# Task details
Return every line of the records that includes the string "title".

[Excerpts from an interface dataset]
BEGIN
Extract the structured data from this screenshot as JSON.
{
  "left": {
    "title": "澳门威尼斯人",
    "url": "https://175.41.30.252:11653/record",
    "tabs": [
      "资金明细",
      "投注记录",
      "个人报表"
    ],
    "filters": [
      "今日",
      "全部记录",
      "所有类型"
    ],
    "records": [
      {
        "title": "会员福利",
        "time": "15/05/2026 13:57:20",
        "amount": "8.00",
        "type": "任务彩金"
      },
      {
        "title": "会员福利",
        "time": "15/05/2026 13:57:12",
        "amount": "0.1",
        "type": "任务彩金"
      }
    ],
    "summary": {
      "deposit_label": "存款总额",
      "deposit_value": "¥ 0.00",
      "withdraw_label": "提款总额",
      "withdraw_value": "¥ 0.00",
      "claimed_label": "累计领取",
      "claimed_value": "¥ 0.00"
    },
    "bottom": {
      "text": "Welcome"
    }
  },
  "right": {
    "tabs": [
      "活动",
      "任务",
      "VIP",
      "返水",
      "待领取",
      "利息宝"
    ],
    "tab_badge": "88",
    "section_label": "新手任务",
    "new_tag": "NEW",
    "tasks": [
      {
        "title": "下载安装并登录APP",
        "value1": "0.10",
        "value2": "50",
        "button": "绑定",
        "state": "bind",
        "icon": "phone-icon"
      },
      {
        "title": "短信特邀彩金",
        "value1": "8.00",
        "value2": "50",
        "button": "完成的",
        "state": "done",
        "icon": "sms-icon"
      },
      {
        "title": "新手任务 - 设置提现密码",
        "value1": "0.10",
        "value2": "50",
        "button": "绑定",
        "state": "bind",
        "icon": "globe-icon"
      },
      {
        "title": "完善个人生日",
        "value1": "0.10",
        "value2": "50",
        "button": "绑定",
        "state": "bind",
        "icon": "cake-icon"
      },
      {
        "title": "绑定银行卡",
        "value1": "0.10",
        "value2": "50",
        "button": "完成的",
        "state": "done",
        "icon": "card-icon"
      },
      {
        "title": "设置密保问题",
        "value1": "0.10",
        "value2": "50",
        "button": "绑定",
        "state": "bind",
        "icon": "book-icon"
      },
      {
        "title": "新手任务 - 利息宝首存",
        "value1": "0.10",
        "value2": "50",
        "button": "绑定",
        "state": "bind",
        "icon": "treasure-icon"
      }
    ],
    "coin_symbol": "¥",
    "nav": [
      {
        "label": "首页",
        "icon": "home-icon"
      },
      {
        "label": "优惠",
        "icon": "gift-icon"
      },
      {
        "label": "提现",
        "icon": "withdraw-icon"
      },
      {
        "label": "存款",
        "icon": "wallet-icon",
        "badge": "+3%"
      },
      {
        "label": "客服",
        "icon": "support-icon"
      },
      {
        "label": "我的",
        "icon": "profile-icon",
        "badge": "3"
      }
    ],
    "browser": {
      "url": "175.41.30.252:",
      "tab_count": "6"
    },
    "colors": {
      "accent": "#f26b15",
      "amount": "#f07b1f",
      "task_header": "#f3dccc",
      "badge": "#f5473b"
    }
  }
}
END
# Solution for this exercise
    "title": "澳门威尼斯人",
        "title": "会员福利",
        "title": "会员福利",
        "title": "下载安装并登录APP",
        "title": "短信特邀彩金",
        "title": "新手任务 - 设置提现密码",
        "title": "完善个人生日",
        "title": "绑定银行卡",
        "title": "设置密保问题",
        "title": "新手任务 - 利息宝首存",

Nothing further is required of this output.